Angrynomics by Eric Lonergan and Mark Blyth is a rip-roaring read, and I wish I’d been in the pub with them as they discussed the state of the world and how to set it to rights. Not that I wholly agree with them, although disagreeing would obviously be half the fun. Normally I hate dialogue formats, as they’re usually constructed as a kind of semi-polite Punch and Judy show, presenting polarised views that are never intended to be reconciled. Lonergan and Blyth – it even sounds like a Victorian music hall act – agree on the basics so they riff of each other here in a more positive way.
Their basic thesis is that there are two kinds of anger abroad in the world: moral outrage (good) and tribal anger (bad), both reactions to the way the global economy has affected people since 1989.
Increased inequality is part of the story, genuine economic grievance in the rust belt and its equivalents, and another part is the cynical exploitation of tribalism or identitarianism by some politicians. So Lonergan and Blyth wear their left-of-centre hearts on their sleeves. The dialogues then describe and discuss the economic aspects of the political changes amply described in the now-extensive ‘decline of democracy’ literature – the micro, the macro/monetary, inequality (including, importantly, intergenerational), technological change – concluding with what to do now.

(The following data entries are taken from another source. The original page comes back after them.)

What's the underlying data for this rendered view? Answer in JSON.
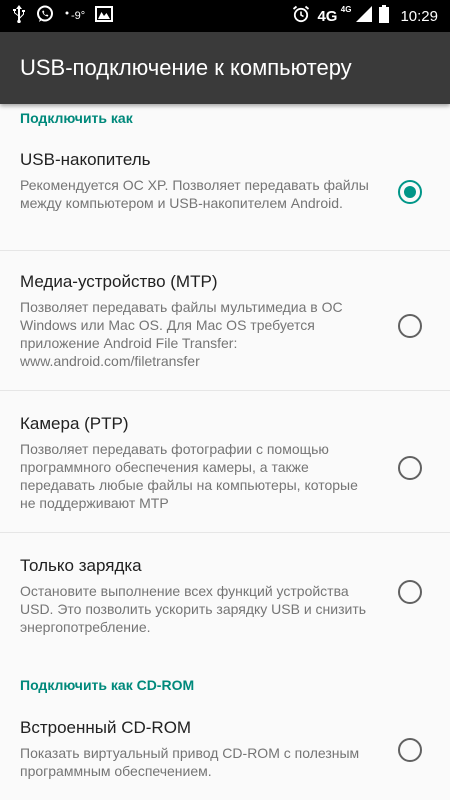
{
  "status_bar": {
    "icons_left": [
      "usb-icon",
      "whatsapp-icon",
      "weather-icon",
      "gallery-icon"
    ],
    "temperature": "-9°",
    "icons_right": [
      "alarm-icon",
      "signal-icon",
      "battery-icon"
    ],
    "network_type": "4G",
    "network_sub": "4G",
    "time": "10:29"
  },
  "app_bar": {
    "title": "USB-подключение к компьютеру"
  },
  "section_connect_as": {
    "header": "Подключить как",
    "options": [
      {
        "title": "USB-накопитель",
        "description": "Рекомендуется ОС XP. Позволяет передавать файлы между компьютером и USB-накопителем Android.",
        "selected": true
      },
      {
        "title": "Медиа-устройство (MTP)",
        "description": "Позволяет передавать файлы мультимедиа в ОС Windows или Mac OS. Для Mac OS требуется приложение Android File Transfer: www.android.com/filetransfer",
        "selected": false
      },
      {
        "title": "Камера (PTP)",
        "description": "Позволяет передавать фотографии с помощью программного обеспечения камеры, а также передавать любые файлы на компьютеры, которые не поддерживают MTP",
        "selected": false
      },
      {
        "title": "Только зарядка",
        "description": "Остановите выполнение всех функций устройства USD. Это позволить ускорить зарядку USB и снизить энергопотребление.",
        "selected": false
      }
    ]
  },
  "section_cdrom": {
    "header": "Подключить как CD-ROM",
    "options": [
      {
        "title": "Встроенный CD-ROM",
        "description": "Показать виртуальный привод CD-ROM с полезным программным обеспечением.",
        "selected": false
      }
    ]
  },
  "colors": {
    "accent": "#009688",
    "app_bar": "#3a3a3a",
    "status_bar": "#000000",
    "background": "#fafafa"
  }
}
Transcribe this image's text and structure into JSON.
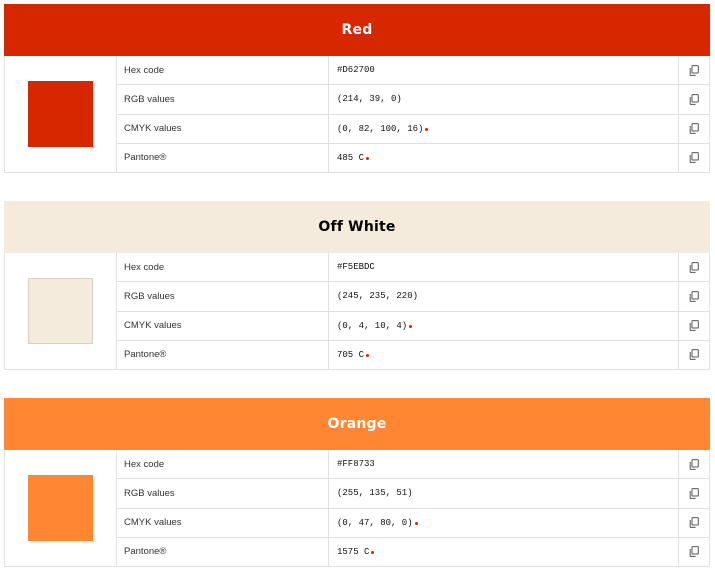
{
  "colors": [
    {
      "name": "Red",
      "header_bg": "#D62700",
      "header_text_color": "#ffffff",
      "swatch": "#D62700",
      "swatch_border": "#D62700",
      "dot_color": "#D62700",
      "rows": [
        {
          "label": "Hex code",
          "value": "#D62700",
          "dot": false
        },
        {
          "label": "RGB values",
          "value": "(214, 39, 0)",
          "dot": false
        },
        {
          "label": "CMYK values",
          "value": "(0, 82, 100, 16)",
          "dot": true
        },
        {
          "label": "Pantone®",
          "value": "485 C",
          "dot": true
        }
      ]
    },
    {
      "name": "Off White",
      "header_bg": "#F5EBDC",
      "header_text_color": "#000000",
      "swatch": "#F5EBDC",
      "swatch_border": "#d8d0c4",
      "dot_color": "#D62700",
      "rows": [
        {
          "label": "Hex code",
          "value": "#F5EBDC",
          "dot": false
        },
        {
          "label": "RGB values",
          "value": "(245, 235, 220)",
          "dot": false
        },
        {
          "label": "CMYK values",
          "value": "(0, 4, 10, 4)",
          "dot": true
        },
        {
          "label": "Pantone®",
          "value": "705 C",
          "dot": true
        }
      ]
    },
    {
      "name": "Orange",
      "header_bg": "#FF8733",
      "header_text_color": "#ffffff",
      "swatch": "#FF8733",
      "swatch_border": "#FF8733",
      "dot_color": "#D62700",
      "rows": [
        {
          "label": "Hex code",
          "value": "#FF8733",
          "dot": false
        },
        {
          "label": "RGB values",
          "value": "(255, 135, 51)",
          "dot": false
        },
        {
          "label": "CMYK values",
          "value": "(0, 47, 80, 0)",
          "dot": true
        },
        {
          "label": "Pantone®",
          "value": "1575 C",
          "dot": true
        }
      ]
    }
  ],
  "icons": {
    "copy": "copy-icon"
  }
}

One huge gap evident right at the start is a passing parenthesis that the expression of anger is a largely male phenomenon. The book never picks this up; there is surely an important gender aspect to the way work has changed.
I disagree with dating the anger phenomenon to the collapse of communism in 1989, which removed a coherent (albeit flawed) ideology to oppose neoliberalism. Surely the hinge was the crisis of the 1970s, Thatcher and Reagan, and the early 1980s recession. That was the start of de-industrialisation, and the scarring of people’s economic prospects for the rest of their lives, and their children’s. These sea changes take time and there is never a single moment. As the book notes, too little has been reformed since 2008/9, but my view is that looking back with the hindsight of 2030, the combination of the Financial Crisis and the Covid depression will prove to be another hinge. (The book pre-dates the pandemic.)
As for the proposals, I think they get the role of competition all wrong, blaming excessive competition in tech and telecoms – whaaaaat??? – for the race to the bottom in employment practices. Amazon reports low profits because it reinvests so much revenue in continuing world domination, not because it has scrappy margins due to competitors snapping at its heels. I understand little about current monetary and alternative proposals, but as a diehard microeconomist find it hard to understand how administered negative prices in a market dominated by the state (ie central bank) can function well. Regulate the financial sector firmly – a big yes. The book has an interesting idea about government auctions of collective data rights – like spectrum auctions – which answers my profound objection to the proposal ‘create property rights in personal data and sell them’, namely that the value in data is collective, is due to aggregation.
Anyway, my copy has a combination of big ticks and scrawls of ‘nonsense!’ in the margins. A very satisfying read.